Trump Signing Troops' MAGA Hats In Iraq Could've Broken A Little-Known Military Rule
President Trump and First Lady Melania Trump took their first trip to a combat zone over Christmas, celebrating the holiday with service members by taking photos and signing the iconic "Make America Great Again" hats of the 2016 campaign. Though the president has defended his actions, Trump signing troops' MAGA hats in Iraq might have actually been a violation of military policy.
There are a couple different ways the hat-signing appears questionable, stemming from a basic Department of Defense (DoD) guideline that military members should remain neutral in political matters. First off, according to the DoD Standards of Conduct, all military members should "avoid the inference that their political activities imply or appear to imply DoD sponsorship, approval, or endorsement of a political candidate, campaign, or cause." On top of that, military personnel are not allowed to attend political events or activities while in uniform.

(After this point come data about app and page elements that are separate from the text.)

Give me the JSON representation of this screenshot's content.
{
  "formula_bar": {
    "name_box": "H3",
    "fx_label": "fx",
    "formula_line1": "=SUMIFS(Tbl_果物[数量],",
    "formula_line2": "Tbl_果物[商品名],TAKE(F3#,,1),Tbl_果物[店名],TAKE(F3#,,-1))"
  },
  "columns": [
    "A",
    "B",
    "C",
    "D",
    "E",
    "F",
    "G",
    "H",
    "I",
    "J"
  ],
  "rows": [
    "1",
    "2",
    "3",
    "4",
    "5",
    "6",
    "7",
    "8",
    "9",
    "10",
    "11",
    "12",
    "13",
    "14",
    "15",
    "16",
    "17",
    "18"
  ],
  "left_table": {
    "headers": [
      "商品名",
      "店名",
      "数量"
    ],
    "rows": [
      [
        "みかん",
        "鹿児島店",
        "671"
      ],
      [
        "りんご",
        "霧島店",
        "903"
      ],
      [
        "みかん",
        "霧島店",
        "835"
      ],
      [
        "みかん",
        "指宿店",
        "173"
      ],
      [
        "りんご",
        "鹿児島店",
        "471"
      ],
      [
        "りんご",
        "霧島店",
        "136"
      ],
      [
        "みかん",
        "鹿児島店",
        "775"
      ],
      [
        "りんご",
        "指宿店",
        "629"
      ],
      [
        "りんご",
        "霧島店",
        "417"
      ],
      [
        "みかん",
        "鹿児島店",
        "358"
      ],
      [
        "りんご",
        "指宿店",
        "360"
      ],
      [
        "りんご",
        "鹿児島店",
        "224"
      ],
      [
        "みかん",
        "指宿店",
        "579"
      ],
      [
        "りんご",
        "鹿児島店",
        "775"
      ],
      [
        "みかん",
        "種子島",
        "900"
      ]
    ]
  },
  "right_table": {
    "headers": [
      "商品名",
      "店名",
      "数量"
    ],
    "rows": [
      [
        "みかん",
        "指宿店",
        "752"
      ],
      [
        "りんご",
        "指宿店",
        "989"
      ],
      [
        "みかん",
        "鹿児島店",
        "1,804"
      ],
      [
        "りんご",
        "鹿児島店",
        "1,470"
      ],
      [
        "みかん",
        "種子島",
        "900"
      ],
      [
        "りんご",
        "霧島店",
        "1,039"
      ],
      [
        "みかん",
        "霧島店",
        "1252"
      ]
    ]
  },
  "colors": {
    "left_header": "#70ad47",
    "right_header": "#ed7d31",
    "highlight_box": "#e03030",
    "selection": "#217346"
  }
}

Technically, the president's Christmas visit was not a political event, so the rule about being in uniform is more flexible. Additionally, Captain Christopher Bowyer-Meeder, a U.S. Air Force spokesperson for Europe, clarified to CNN that there's absolutely nothing stopping military members from bringing personal items for a president to sign. According to Rear Adm. John Kirby, a former spokesman under President Obama, however, asking for a president's autograph on campaign merchandise could be in conflict with the "implying endorsement" guideline.
"It is in fact a campaign slogan, that is a campaign item, and it is completely inappropriate for the troops to do this," Kirby told CNN.
White House Press Secretary Sarah Huckabee Sanders told CNN that the service members brought their own MAGA hats to be signed — the president did not distribute them. President Trump lashed out on Twitter Thursday afternoon, accusing CNN of misreporting that fact, and defending his decision to grant autographs — though to be clear, the issue is more with military personnel asking for autographs, not the president giving them.
Critics of the CNN article pointed to President Obama — then candidate Obama — similarly signing autographs for service members in Kuwait in 2008. In a video of the event, Obama appeared to be signing photographs and newspapers, not campaign merch.
Less than a day after the controversy erupted, Donald Trump Jr. jumped to his father's defense as well, tweeting, "Love watching the #fakenews outrage about @realDonaldTrump supposedly bringing #maga merchandise to Iraq to sign for troops stationed there. Turns out it was the troop’s own personal belongings that they had with them already!" Pulling his father's 2016 opponent, Hillary Clinton, into the mix, Trump Jr. added, "Wonder how many #imwithher hats there are in Iraq?"
For Kirby, the larger issue with the optics of hat-signing is the increasingly unclear distinction between the military and political arenas. "Trump has blurred the line between the office of the presidency and the campaign to such a degree that it is making it much more difficult for troops to make that distinction on their own," he told CNN. "It's bad enough that Trump doesn't see a problem with signing campaign paraphernalia at a military base, maybe even more so that some of our troops are OK with it."